Why is The Mitchells vs. the Machines rated PG? The Mitchells vs. the Machines is rated PG by the MPAA for action and some language
Violence: There is a scene of cars on fire. There are frequent scenes of violence between humans and robots. There are frequent scenes of reckless driving. Robots throw a car and carry a man off. Cars are blown up. Robots bully a man, dropping him in a toilet, kicking him in the groin. A character breaks cell phones. A character mentions eating the pet dog. A knife is thrown into a car tire. People are menaced by fiery appliances. Toys menace people and they are attacked by a giant toy. A villain talks about tearing a family apart.
Sexual Content: Main characters are briefly seen naked, strategically holding items in front of their torsos. There’s a brief suggestion that a main character is a lesbian or is bisexual.
Profanity: There is a single term of deity.
Alcohol / Drug Use: None noted.
Page last updated May 1, 2021
The Mitchells vs. the Machines Parents' Guide
What causes the conflict between Katie and her dad? How do they learn to appreciate each other? What role does memory play in their change of heart? Do you have trouble getting along with a family member? What can you do to improve your relationship? What are the things you admire about this person? Have you told them?
Loved this movie? Try these books…
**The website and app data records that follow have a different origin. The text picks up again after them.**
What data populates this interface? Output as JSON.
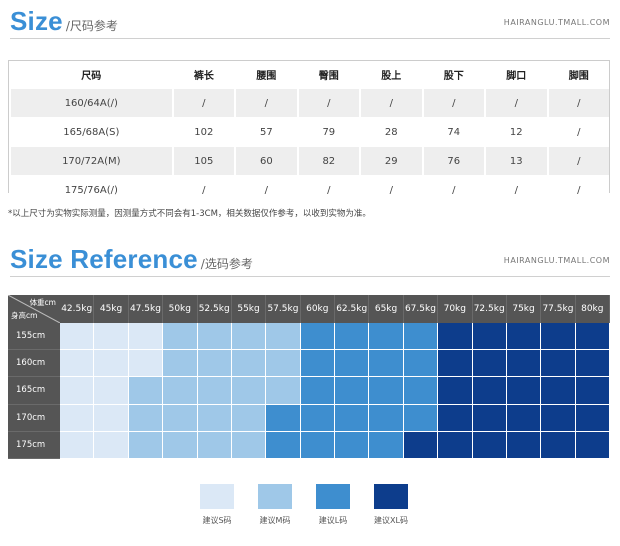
{
  "section1": {
    "title": "Size",
    "subtitle": "/尺码参考",
    "url": "HAIRANGLU.TMALL.COM"
  },
  "size_table": {
    "headers": [
      "尺码",
      "裤长",
      "腰围",
      "臀围",
      "股上",
      "股下",
      "脚口",
      "脚围"
    ],
    "rows": [
      [
        "160/64A(/)",
        "/",
        "/",
        "/",
        "/",
        "/",
        "/",
        "/"
      ],
      [
        "165/68A(S)",
        "102",
        "57",
        "79",
        "28",
        "74",
        "12",
        "/"
      ],
      [
        "170/72A(M)",
        "105",
        "60",
        "82",
        "29",
        "76",
        "13",
        "/"
      ],
      [
        "175/76A(/)",
        "/",
        "/",
        "/",
        "/",
        "/",
        "/",
        "/"
      ]
    ]
  },
  "note": "*以上尺寸为实物实际测量，因测量方式不同会有1-3CM，相关数据仅作参考，以收到实物为准。",
  "section2": {
    "title": "Size Reference",
    "subtitle": "/选码参考",
    "url": "HAIRANGLU.TMALL.COM"
  },
  "reference": {
    "corner_weight": "体重cm",
    "corner_height": "身高cm",
    "weights": [
      "42.5kg",
      "45kg",
      "47.5kg",
      "50kg",
      "52.5kg",
      "55kg",
      "57.5kg",
      "60kg",
      "62.5kg",
      "65kg",
      "67.5kg",
      "70kg",
      "72.5kg",
      "75kg",
      "77.5kg",
      "80kg"
    ],
    "heights": [
      "155cm",
      "160cm",
      "165cm",
      "170cm",
      "175cm"
    ],
    "grid": [
      [
        "S",
        "S",
        "S",
        "M",
        "M",
        "M",
        "M",
        "L",
        "L",
        "L",
        "L",
        "XL",
        "XL",
        "XL",
        "XL",
        "XL"
      ],
      [
        "S",
        "S",
        "S",
        "M",
        "M",
        "M",
        "M",
        "L",
        "L",
        "L",
        "L",
        "XL",
        "XL",
        "XL",
        "XL",
        "XL"
      ],
      [
        "S",
        "S",
        "M",
        "M",
        "M",
        "M",
        "M",
        "L",
        "L",
        "L",
        "L",
        "XL",
        "XL",
        "XL",
        "XL",
        "XL"
      ],
      [
        "S",
        "S",
        "M",
        "M",
        "M",
        "M",
        "L",
        "L",
        "L",
        "L",
        "L",
        "XL",
        "XL",
        "XL",
        "XL",
        "XL"
      ],
      [
        "S",
        "S",
        "M",
        "M",
        "M",
        "M",
        "L",
        "L",
        "L",
        "L",
        "XL",
        "XL",
        "XL",
        "XL",
        "XL",
        "XL"
      ]
    ],
    "colors": {
      "S": "#dbe8f6",
      "M": "#9fc8e8",
      "L": "#3e8ecf",
      "XL": "#0d3d8c"
    }
  },
  "legend": [
    {
      "key": "S",
      "label": "建议S码"
    },
    {
      "key": "M",
      "label": "建议M码"
    },
    {
      "key": "L",
      "label": "建议L码"
    },
    {
      "key": "XL",
      "label": "建议XL码"
    }
  ]
}
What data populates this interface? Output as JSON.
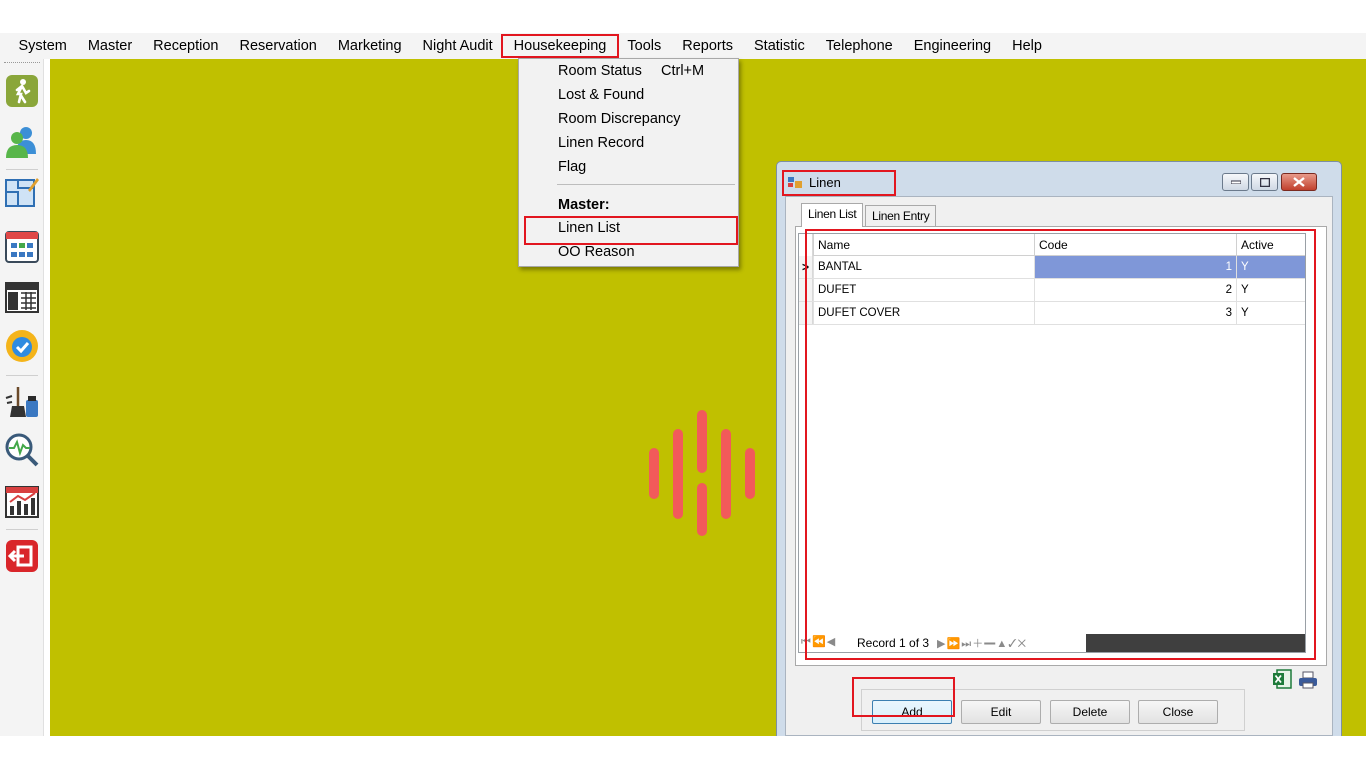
{
  "menubar": {
    "items": [
      "System",
      "Master",
      "Reception",
      "Reservation",
      "Marketing",
      "Night Audit",
      "Housekeeping",
      "Tools",
      "Reports",
      "Statistic",
      "Telephone",
      "Engineering",
      "Help"
    ],
    "active": "Housekeeping"
  },
  "toolbar": {
    "icons": [
      "walking-person-icon",
      "users-icon",
      "floor-plan-icon",
      "room-grid-icon",
      "calendar-2023-icon",
      "available-badge-icon",
      "housekeeping-icon",
      "search-analytics-icon",
      "report-chart-icon",
      "logout-icon"
    ]
  },
  "dropdown": {
    "room_status": "Room Status",
    "room_status_shortcut": "Ctrl+M",
    "lost_found": "Lost & Found",
    "room_discrepancy": "Room Discrepancy",
    "linen_record": "Linen Record",
    "flag": "Flag",
    "master_header": "Master:",
    "linen_list": "Linen List",
    "oo_reason": "OO Reason"
  },
  "window": {
    "title": "Linen",
    "tabs": [
      "Linen List",
      "Linen Entry"
    ],
    "selected_tab": "Linen List",
    "grid": {
      "columns": [
        "Name",
        "Code",
        "Active"
      ],
      "rows": [
        {
          "name": "BANTAL",
          "code": "1",
          "active": "Y"
        },
        {
          "name": "DUFET",
          "code": "2",
          "active": "Y"
        },
        {
          "name": "DUFET COVER",
          "code": "3",
          "active": "Y"
        }
      ],
      "current_row_marker": ">",
      "navigator_text": "Record 1 of 3"
    },
    "buttons": {
      "add": "Add",
      "edit": "Edit",
      "delete": "Delete",
      "close": "Close"
    }
  },
  "colors": {
    "desktop": "#c0c000",
    "highlight": "#e2161f",
    "selected_cell": "#7f97d8",
    "watermark": "#f25a5a"
  }
}
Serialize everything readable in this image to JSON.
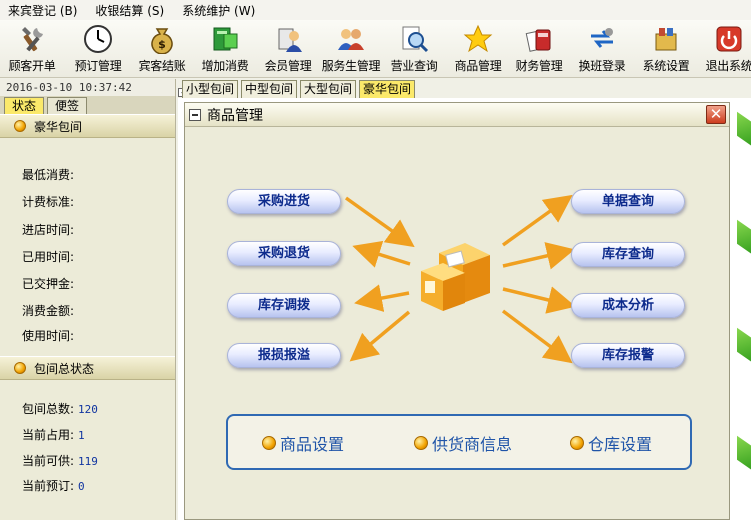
{
  "menu": [
    "来宾登记 (B)",
    "收银结算 (S)",
    "系统维护 (W)"
  ],
  "toolbar": [
    {
      "label": "顾客开单",
      "icon": "tools-icon"
    },
    {
      "label": "预订管理",
      "icon": "clock-icon"
    },
    {
      "label": "宾客结账",
      "icon": "money-bag-icon"
    },
    {
      "label": "增加消费",
      "icon": "add-consumption-icon"
    },
    {
      "label": "会员管理",
      "icon": "member-icon"
    },
    {
      "label": "服务生管理",
      "icon": "staff-icon"
    },
    {
      "label": "营业查询",
      "icon": "search-icon"
    },
    {
      "label": "商品管理",
      "icon": "star-icon"
    },
    {
      "label": "财务管理",
      "icon": "finance-icon"
    },
    {
      "label": "换班登录",
      "icon": "shift-icon"
    },
    {
      "label": "系统设置",
      "icon": "settings-icon"
    },
    {
      "label": "退出系统",
      "icon": "power-icon"
    }
  ],
  "left": {
    "datetime": "2016-03-10 10:37:42",
    "tabs": [
      "状态",
      "便签"
    ],
    "room_section": {
      "title": "豪华包间",
      "fields": [
        "最低消费:",
        "计费标准:",
        "进店时间:",
        "已用时间:",
        "已交押金:",
        "消费金额:",
        "使用时间:"
      ]
    },
    "status_section": {
      "title": "包间总状态",
      "fields": [
        {
          "label": "包间总数:",
          "value": "120"
        },
        {
          "label": "当前占用:",
          "value": "1"
        },
        {
          "label": "当前可供:",
          "value": "119"
        },
        {
          "label": "当前预订:",
          "value": "0"
        }
      ]
    }
  },
  "room_tabs": [
    "小型包间",
    "中型包间",
    "大型包间",
    "豪华包间"
  ],
  "dialog": {
    "title": "商品管理",
    "left_buttons": [
      "采购进货",
      "采购退货",
      "库存调拨",
      "报损报溢"
    ],
    "right_buttons": [
      "单据查询",
      "库存查询",
      "成本分析",
      "库存报警"
    ],
    "bottom_links": [
      "商品设置",
      "供货商信息",
      "仓库设置"
    ]
  },
  "colors": {
    "pill_text": "#0c2a8c",
    "link_text": "#1f54a8",
    "arrow": "#f0a020"
  }
}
If your kids are intrigued by robots, let them try a little DIY. Robert Malone’s Recycled Robots: 10 Robot Projects encourages kids to make their own from household objects. DIY robots mix with a mystery in Nick and Tesla’s Robot Army Rampage by Bob Pflugfelder and Steve Hockensmith.
Middle schoolers will appreciate the anarchic humor in James Patterson’s House of Robots, which tells the story of a family which includes various home-made robots.
Kids with a more serious bent will be interested in Robot by DK Publishing which covers the history of robots and artificial intelligence.
Related home video titles:
In Onward, two brothers join forces in a quest to complete a spell that will allow them to spend a day with their departed father.
For a change, a huge sentient robot is the good guy in the classic animated film, The Iron Giant.
Appliances go rogue and try to take over the world. The highly trained guinea pigs of G-Force are the only hope to defeat the bad guy.